WOMEN’S HEALTH: Peppermint — Enjoy a Ten-Thousand-Year-Old Tradition with Your Mom on Mother’s Day!

may-_1-wh.jpgFrom peppermint patties to toothpaste, peppermint is widely known as a tasty flavoring. It is also beneficial to your physical health — its use as medicine dates back to ancient Rome, Greece and Egypt. What are its benefits for women’s health?

Peppermint is actually a ‘hybrid’ mint, meaning that it is a cross between two other species, specifically watermint and spearmint. It hails from Europe, and is now grown all over the world. It is not hard to grow — it will actually take over your whole garden! It is wiser to grow it in containers. The leaves and the small bluish-purple flowers at the top are the usable portion of the plant. They should be collected and carefully dried as soon as the flowers begin to open. If you’re not interested in growing it yourself, products containing peppermint in its usable and beneficial form are abundant. Menthol comes from peppermint, and has many therapeutic uses. Peppermint oil and peppermint tea are also therapeutic to women’s health.

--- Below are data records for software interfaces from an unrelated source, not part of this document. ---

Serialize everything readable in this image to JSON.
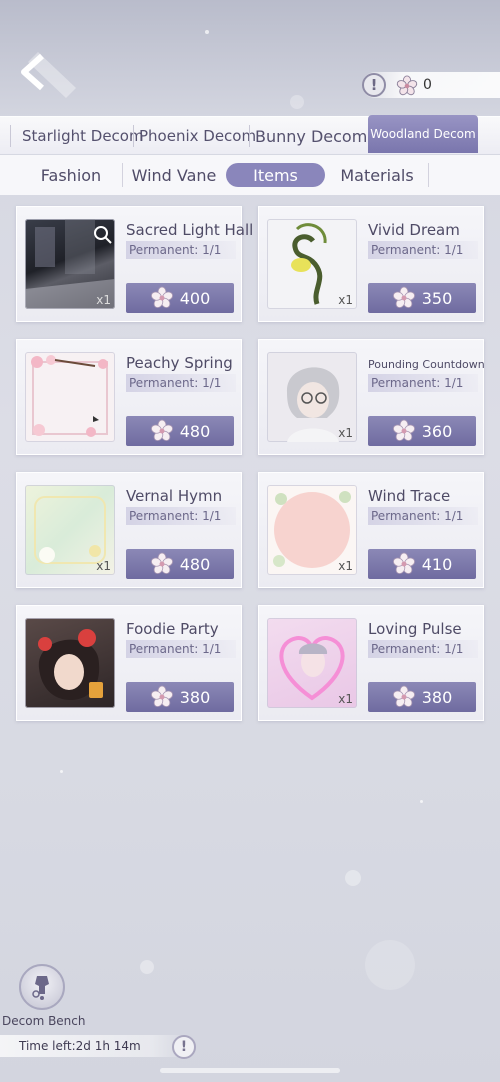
{
  "currency": {
    "count": "0",
    "icon": "sakura-flower-icon"
  },
  "decom_tabs": [
    {
      "label": "Starlight Decom"
    },
    {
      "label": "Phoenix Decom"
    },
    {
      "label": "Bunny Decom"
    },
    {
      "label": "Woodland Decom",
      "active": true
    }
  ],
  "sub_tabs": [
    {
      "label": "Fashion"
    },
    {
      "label": "Wind Vane"
    },
    {
      "label": "Items",
      "active": true
    },
    {
      "label": "Materials"
    }
  ],
  "items": [
    {
      "name": "Sacred Light Hall",
      "perm": "Permanent: 1/1",
      "qty": "x1",
      "price": "400"
    },
    {
      "name": "Vivid Dream",
      "perm": "Permanent: 1/1",
      "qty": "x1",
      "price": "350"
    },
    {
      "name": "Peachy Spring",
      "perm": "Permanent: 1/1",
      "qty": "",
      "price": "480"
    },
    {
      "name": "Pounding Countdown",
      "perm": "Permanent: 1/1",
      "qty": "x1",
      "price": "360"
    },
    {
      "name": "Vernal Hymn",
      "perm": "Permanent: 1/1",
      "qty": "x1",
      "price": "480"
    },
    {
      "name": "Wind Trace",
      "perm": "Permanent: 1/1",
      "qty": "x1",
      "price": "410"
    },
    {
      "name": "Foodie Party",
      "perm": "Permanent: 1/1",
      "qty": "",
      "price": "380"
    },
    {
      "name": "Loving Pulse",
      "perm": "Permanent: 1/1",
      "qty": "x1",
      "price": "380"
    }
  ],
  "bench": {
    "label": "Decom Bench"
  },
  "timer": {
    "text": "Time left:2d 1h 14m"
  },
  "colors": {
    "accent": "#7a76ad",
    "price_button": "#6f6ba0"
  }
}
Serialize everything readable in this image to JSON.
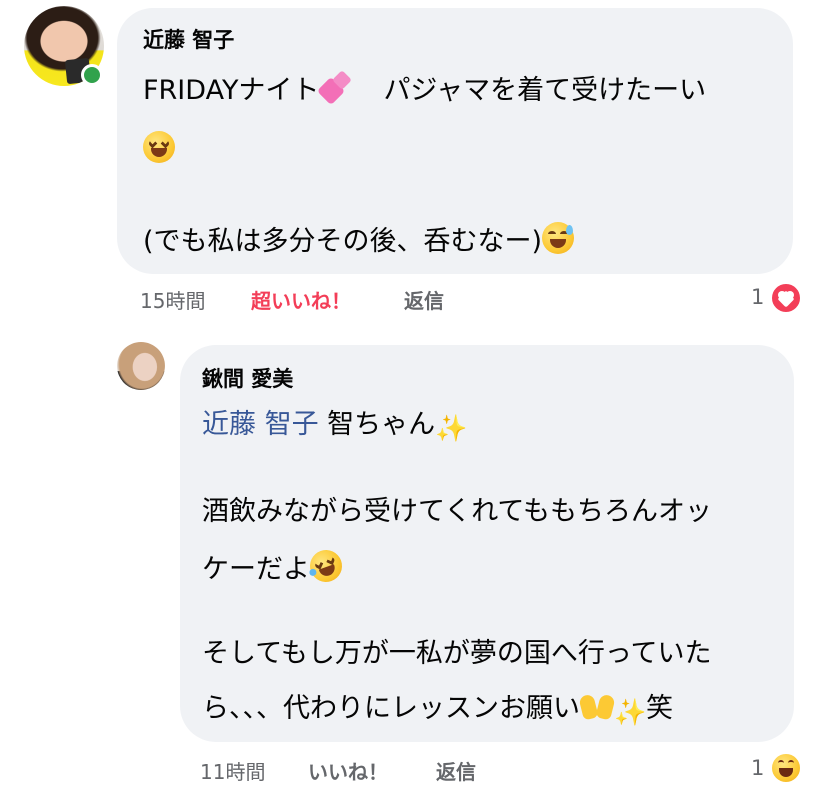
{
  "comment1": {
    "author": "近藤 智子",
    "line1_text": "FRIDAYナイト",
    "line1_after": "パジャマを着て受けたーい",
    "line3_text": "(でも私は多分その後、呑むなー)",
    "time": "15時間",
    "like_label": "超いいね！",
    "reply_label": "返信",
    "reaction_count": "1",
    "reaction_type": "love-icon",
    "online": true
  },
  "comment2": {
    "author": "鍬間 愛美",
    "mention": "近藤 智子",
    "line1_after_mention": " 智ちゃん",
    "line2_text": "酒飲みながら受けてくれてももちろんオッ",
    "line3_text": "ケーだよ",
    "line4_text": "そしてもし万が一私が夢の国へ行っていた",
    "line5_text": "ら、、、代わりにレッスンお願い",
    "line5_end": "笑",
    "time": "11時間",
    "like_label": "いいね！",
    "reply_label": "返信",
    "reaction_count": "1",
    "reaction_type": "haha-icon"
  },
  "colors": {
    "bubble": "#f0f2f5",
    "secondary_text": "#65676b",
    "mention": "#385898",
    "love_reaction": "#f33e58",
    "online": "#31a24c"
  }
}
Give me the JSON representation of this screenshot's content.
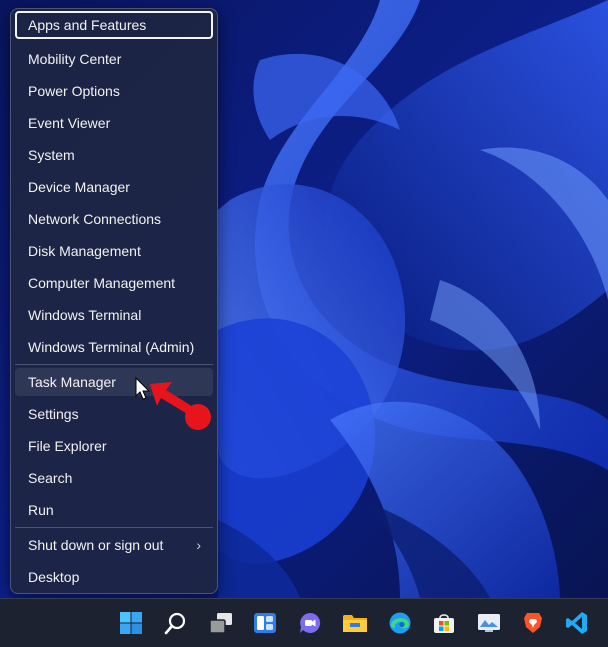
{
  "menu": {
    "items": [
      {
        "label": "Apps and Features"
      },
      {
        "label": "Mobility Center"
      },
      {
        "label": "Power Options"
      },
      {
        "label": "Event Viewer"
      },
      {
        "label": "System"
      },
      {
        "label": "Device Manager"
      },
      {
        "label": "Network Connections"
      },
      {
        "label": "Disk Management"
      },
      {
        "label": "Computer Management"
      },
      {
        "label": "Windows Terminal"
      },
      {
        "label": "Windows Terminal (Admin)"
      },
      {
        "label": "Task Manager"
      },
      {
        "label": "Settings"
      },
      {
        "label": "File Explorer"
      },
      {
        "label": "Search"
      },
      {
        "label": "Run"
      },
      {
        "label": "Shut down or sign out"
      },
      {
        "label": "Desktop"
      }
    ],
    "submenu_indicator": "›",
    "focused_item": "Apps and Features",
    "hovered_item": "Task Manager"
  },
  "taskbar": {
    "icons": [
      "windows-start-icon",
      "search-icon",
      "task-view-icon",
      "widgets-icon",
      "chat-icon",
      "file-explorer-icon",
      "edge-icon",
      "store-icon",
      "photos-icon",
      "brave-icon",
      "vscode-icon"
    ]
  },
  "colors": {
    "menu_bg": "#1e2642",
    "wallpaper_base": "#0a1a6e",
    "wallpaper_accent": "#3b63f0",
    "annotation_red": "#e8141c",
    "taskbar_bg": "#1d2230"
  }
}
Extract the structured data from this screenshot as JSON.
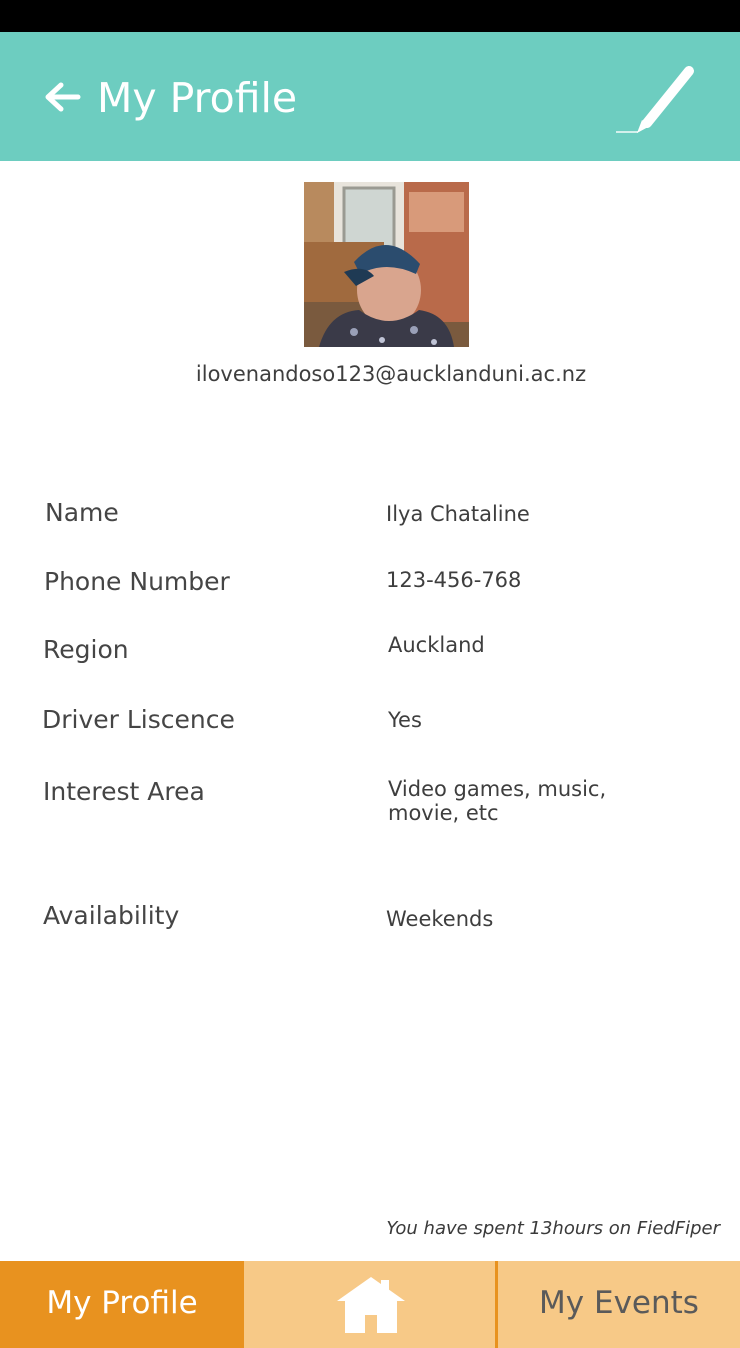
{
  "header": {
    "title": "My Profile",
    "back_icon": "arrow-left-icon",
    "edit_icon": "pencil-icon",
    "background": "#6dcdc0"
  },
  "profile": {
    "email": "ilovenandoso123@aucklanduni.ac.nz",
    "fields": [
      {
        "label": "Name",
        "value": "Ilya Chataline"
      },
      {
        "label": "Phone Number",
        "value": "123-456-768"
      },
      {
        "label": "Region",
        "value": "Auckland"
      },
      {
        "label": "Driver Liscence",
        "value": "Yes"
      },
      {
        "label": "Interest Area",
        "value_line1": "Video games, music,",
        "value_line2": "movie, etc"
      },
      {
        "label": "Availability",
        "value": "Weekends"
      }
    ]
  },
  "footer_note": "You have spent 13hours on FiedFiper",
  "bottom_nav": {
    "items": [
      {
        "label": "My Profile",
        "active": true
      },
      {
        "icon": "home-icon"
      },
      {
        "label": "My Events"
      }
    ],
    "active_color": "#e8921f",
    "inactive_color": "#f7c987"
  }
}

Menthol is obtained from the oil of peppermint. It actually has local anesthetic and counterirritant (creating irritation in one area in order to lessen sensation or irritation in another) qualities. It is commonly used to relieve sore throat. It actually triggers the cold-sensitive receptors in the skin — which results in the cooling sensation it produces if ingested, applied topically on the skin, or inhaled. Its soothing qualities make it a prime ingredient in topical pain relievers, soaps and shampoos. It also has a very pleasant, fresh smell — naturally.

Peppermint oil and peppermint tea are beneficial to the digestive system, and are clinically proven to help reduce the symptoms of irritable bowel syndrome. One specific action peppermint has is that it relaxes the sphincter muscle between the esophagus and the stomach, which promotes belching and provides relief. Other benefits come from the high amounts of vitamins A and C it has, and manganese. Manganese is a trace element needed by the body for enzymatic activity. It acts as a co-factor — meaning that it is needed to help certain enzymatic reactions occur. Peppermint also contains trace amounts of fiber, calcium, iron, folate, potassium, tryptophan, magnesium, omega-3 fatty acids, copper, and riboflavin.

What does all of this have to do with Mother’s Day? If you’re in need of gift or activity ideas for your Mom’s special day, why not brew up a large batch of peppermint iced tea, have a picnic, give her some nice peppermint oil supplements for digestive health, a fresh smelling peppermint soap, along with a pretty peppermint plant for her very own? You can’t go wrong — peppermint is one of, if not the most, pleasant herbs there is, with proven soothing benefits for women’s health.

Leave a Reply

Your email address will not be published. Required fields are marked *